INPUT MATERIAL section start

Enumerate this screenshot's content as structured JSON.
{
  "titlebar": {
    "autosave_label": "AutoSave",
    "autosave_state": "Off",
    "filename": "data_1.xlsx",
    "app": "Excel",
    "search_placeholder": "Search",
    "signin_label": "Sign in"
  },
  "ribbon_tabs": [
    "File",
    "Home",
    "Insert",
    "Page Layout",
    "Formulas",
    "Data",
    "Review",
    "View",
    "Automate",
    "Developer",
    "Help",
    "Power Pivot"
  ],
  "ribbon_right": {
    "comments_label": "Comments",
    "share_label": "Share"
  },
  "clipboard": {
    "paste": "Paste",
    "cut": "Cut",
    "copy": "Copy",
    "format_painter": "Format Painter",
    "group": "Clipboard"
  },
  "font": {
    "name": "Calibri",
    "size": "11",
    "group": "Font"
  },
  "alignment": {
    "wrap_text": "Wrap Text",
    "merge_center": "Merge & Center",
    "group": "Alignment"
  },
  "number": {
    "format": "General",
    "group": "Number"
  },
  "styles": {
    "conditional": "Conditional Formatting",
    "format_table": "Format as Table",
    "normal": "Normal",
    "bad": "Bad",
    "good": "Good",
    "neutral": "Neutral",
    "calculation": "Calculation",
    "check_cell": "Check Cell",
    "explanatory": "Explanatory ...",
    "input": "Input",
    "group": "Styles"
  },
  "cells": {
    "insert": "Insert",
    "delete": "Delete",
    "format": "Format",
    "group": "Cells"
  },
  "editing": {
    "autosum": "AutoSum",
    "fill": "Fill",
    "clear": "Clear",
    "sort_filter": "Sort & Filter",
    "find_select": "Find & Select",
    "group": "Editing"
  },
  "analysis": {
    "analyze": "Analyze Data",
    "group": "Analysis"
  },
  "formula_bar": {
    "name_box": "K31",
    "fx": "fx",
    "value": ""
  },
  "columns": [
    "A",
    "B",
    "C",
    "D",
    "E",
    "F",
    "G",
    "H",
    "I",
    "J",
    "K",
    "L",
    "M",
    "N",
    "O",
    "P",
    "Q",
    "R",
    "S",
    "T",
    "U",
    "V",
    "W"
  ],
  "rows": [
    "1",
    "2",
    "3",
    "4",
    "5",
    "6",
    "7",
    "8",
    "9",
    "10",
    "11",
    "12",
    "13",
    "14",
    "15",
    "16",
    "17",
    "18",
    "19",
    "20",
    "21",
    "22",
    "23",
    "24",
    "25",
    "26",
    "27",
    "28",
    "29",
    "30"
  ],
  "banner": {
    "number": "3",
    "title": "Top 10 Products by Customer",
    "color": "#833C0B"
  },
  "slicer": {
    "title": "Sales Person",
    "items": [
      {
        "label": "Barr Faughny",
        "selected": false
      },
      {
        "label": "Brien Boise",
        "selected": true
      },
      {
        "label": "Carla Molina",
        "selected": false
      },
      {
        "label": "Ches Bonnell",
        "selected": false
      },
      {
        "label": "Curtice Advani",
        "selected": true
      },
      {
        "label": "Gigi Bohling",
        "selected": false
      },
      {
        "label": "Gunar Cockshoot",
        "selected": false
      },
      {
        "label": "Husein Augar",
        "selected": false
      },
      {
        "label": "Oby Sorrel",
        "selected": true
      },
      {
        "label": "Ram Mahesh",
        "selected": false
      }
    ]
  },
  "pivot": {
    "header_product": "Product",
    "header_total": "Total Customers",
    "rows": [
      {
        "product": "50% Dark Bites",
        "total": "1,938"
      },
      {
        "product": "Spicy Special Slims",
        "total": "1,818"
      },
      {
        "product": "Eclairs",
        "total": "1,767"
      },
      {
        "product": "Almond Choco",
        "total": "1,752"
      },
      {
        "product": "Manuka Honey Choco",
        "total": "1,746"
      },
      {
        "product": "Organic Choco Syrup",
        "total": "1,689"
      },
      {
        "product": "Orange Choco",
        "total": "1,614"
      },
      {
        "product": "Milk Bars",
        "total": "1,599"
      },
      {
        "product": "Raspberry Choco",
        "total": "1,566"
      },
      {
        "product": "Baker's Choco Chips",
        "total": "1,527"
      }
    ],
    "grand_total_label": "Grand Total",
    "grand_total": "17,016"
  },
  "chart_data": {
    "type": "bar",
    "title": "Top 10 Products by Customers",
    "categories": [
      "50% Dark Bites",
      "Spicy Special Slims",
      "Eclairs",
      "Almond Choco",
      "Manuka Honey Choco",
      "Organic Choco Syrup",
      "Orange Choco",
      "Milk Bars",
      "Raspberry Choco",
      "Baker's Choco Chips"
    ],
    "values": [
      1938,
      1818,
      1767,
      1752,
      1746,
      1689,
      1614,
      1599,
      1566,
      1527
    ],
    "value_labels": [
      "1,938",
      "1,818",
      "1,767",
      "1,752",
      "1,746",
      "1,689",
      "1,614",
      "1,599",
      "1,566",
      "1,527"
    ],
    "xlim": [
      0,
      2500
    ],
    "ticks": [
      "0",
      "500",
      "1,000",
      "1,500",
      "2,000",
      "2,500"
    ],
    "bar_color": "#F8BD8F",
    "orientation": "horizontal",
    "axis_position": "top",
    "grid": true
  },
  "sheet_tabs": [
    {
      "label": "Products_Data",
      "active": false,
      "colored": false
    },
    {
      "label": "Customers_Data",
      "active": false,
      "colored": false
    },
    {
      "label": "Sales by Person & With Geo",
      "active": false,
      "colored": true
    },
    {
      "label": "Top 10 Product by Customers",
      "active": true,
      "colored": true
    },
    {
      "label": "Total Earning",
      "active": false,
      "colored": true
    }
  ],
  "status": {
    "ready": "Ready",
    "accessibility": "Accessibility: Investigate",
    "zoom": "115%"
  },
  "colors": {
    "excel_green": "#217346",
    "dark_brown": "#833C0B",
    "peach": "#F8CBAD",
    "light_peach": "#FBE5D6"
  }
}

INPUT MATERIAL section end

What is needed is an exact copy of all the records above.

EXERCISE RESPONSE |
Enumerate this screenshot's content as structured JSON.
{
  "titlebar": {
    "autosave_label": "AutoSave",
    "autosave_state": "Off",
    "filename": "data_1.xlsx",
    "app": "Excel",
    "search_placeholder": "Search",
    "signin_label": "Sign in"
  },
  "ribbon_tabs": [
    "File",
    "Home",
    "Insert",
    "Page Layout",
    "Formulas",
    "Data",
    "Review",
    "View",
    "Automate",
    "Developer",
    "Help",
    "Power Pivot"
  ],
  "ribbon_right": {
    "comments_label": "Comments",
    "share_label": "Share"
  },
  "clipboard": {
    "paste": "Paste",
    "cut": "Cut",
    "copy": "Copy",
    "format_painter": "Format Painter",
    "group": "Clipboard"
  },
  "font": {
    "name": "Calibri",
    "size": "11",
    "group": "Font"
  },
  "alignment": {
    "wrap_text": "Wrap Text",
    "merge_center": "Merge & Center",
    "group": "Alignment"
  },
  "number": {
    "format": "General",
    "group": "Number"
  },
  "styles": {
    "conditional": "Conditional Formatting",
    "format_table": "Format as Table",
    "normal": "Normal",
    "bad": "Bad",
    "good": "Good",
    "neutral": "Neutral",
    "calculation": "Calculation",
    "check_cell": "Check Cell",
    "explanatory": "Explanatory ...",
    "input": "Input",
    "group": "Styles"
  },
  "cells": {
    "insert": "Insert",
    "delete": "Delete",
    "format": "Format",
    "group": "Cells"
  },
  "editing": {
    "autosum": "AutoSum",
    "fill": "Fill",
    "clear": "Clear",
    "sort_filter": "Sort & Filter",
    "find_select": "Find & Select",
    "group": "Editing"
  },
  "analysis": {
    "analyze": "Analyze Data",
    "group": "Analysis"
  },
  "formula_bar": {
    "name_box": "K31",
    "fx": "fx",
    "value": ""
  },
  "columns": [
    "A",
    "B",
    "C",
    "D",
    "E",
    "F",
    "G",
    "H",
    "I",
    "J",
    "K",
    "L",
    "M",
    "N",
    "O",
    "P",
    "Q",
    "R",
    "S",
    "T",
    "U",
    "V",
    "W"
  ],
  "rows": [
    "1",
    "2",
    "3",
    "4",
    "5",
    "6",
    "7",
    "8",
    "9",
    "10",
    "11",
    "12",
    "13",
    "14",
    "15",
    "16",
    "17",
    "18",
    "19",
    "20",
    "21",
    "22",
    "23",
    "24",
    "25",
    "26",
    "27",
    "28",
    "29",
    "30"
  ],
  "banner": {
    "number": "3",
    "title": "Top 10 Products by Customer",
    "color": "#833C0B"
  },
  "slicer": {
    "title": "Sales Person",
    "items": [
      {
        "label": "Barr Faughny",
        "selected": false
      },
      {
        "label": "Brien Boise",
        "selected": true
      },
      {
        "label": "Carla Molina",
        "selected": false
      },
      {
        "label": "Ches Bonnell",
        "selected": false
      },
      {
        "label": "Curtice Advani",
        "selected": true
      },
      {
        "label": "Gigi Bohling",
        "selected": false
      },
      {
        "label": "Gunar Cockshoot",
        "selected": false
      },
      {
        "label": "Husein Augar",
        "selected": false
      },
      {
        "label": "Oby Sorrel",
        "selected": true
      },
      {
        "label": "Ram Mahesh",
        "selected": false
      }
    ]
  },
  "pivot": {
    "header_product": "Product",
    "header_total": "Total Customers",
    "rows": [
      {
        "product": "50% Dark Bites",
        "total": "1,938"
      },
      {
        "product": "Spicy Special Slims",
        "total": "1,818"
      },
      {
        "product": "Eclairs",
        "total": "1,767"
      },
      {
        "product": "Almond Choco",
        "total": "1,752"
      },
      {
        "product": "Manuka Honey Choco",
        "total": "1,746"
      },
      {
        "product": "Organic Choco Syrup",
        "total": "1,689"
      },
      {
        "product": "Orange Choco",
        "total": "1,614"
      },
      {
        "product": "Milk Bars",
        "total": "1,599"
      },
      {
        "product": "Raspberry Choco",
        "total": "1,566"
      },
      {
        "product": "Baker's Choco Chips",
        "total": "1,527"
      }
    ],
    "grand_total_label": "Grand Total",
    "grand_total": "17,016"
  },
  "chart_data": {
    "type": "bar",
    "title": "Top 10 Products by Customers",
    "categories": [
      "50% Dark Bites",
      "Spicy Special Slims",
      "Eclairs",
      "Almond Choco",
      "Manuka Honey Choco",
      "Organic Choco Syrup",
      "Orange Choco",
      "Milk Bars",
      "Raspberry Choco",
      "Baker's Choco Chips"
    ],
    "values": [
      1938,
      1818,
      1767,
      1752,
      1746,
      1689,
      1614,
      1599,
      1566,
      1527
    ],
    "value_labels": [
      "1,938",
      "1,818",
      "1,767",
      "1,752",
      "1,746",
      "1,689",
      "1,614",
      "1,599",
      "1,566",
      "1,527"
    ],
    "xlim": [
      0,
      2500
    ],
    "ticks": [
      "0",
      "500",
      "1,000",
      "1,500",
      "2,000",
      "2,500"
    ],
    "bar_color": "#F8BD8F",
    "orientation": "horizontal",
    "axis_position": "top",
    "grid": true
  },
  "sheet_tabs": [
    {
      "label": "Products_Data",
      "active": false,
      "colored": false
    },
    {
      "label": "Customers_Data",
      "active": false,
      "colored": false
    },
    {
      "label": "Sales by Person & With Geo",
      "active": false,
      "colored": true
    },
    {
      "label": "Top 10 Product by Customers",
      "active": true,
      "colored": true
    },
    {
      "label": "Total Earning",
      "active": false,
      "colored": true
    }
  ],
  "status": {
    "ready": "Ready",
    "accessibility": "Accessibility: Investigate",
    "zoom": "115%"
  },
  "colors": {
    "excel_green": "#217346",
    "dark_brown": "#833C0B",
    "peach": "#F8CBAD",
    "light_peach": "#FBE5D6"
  }
}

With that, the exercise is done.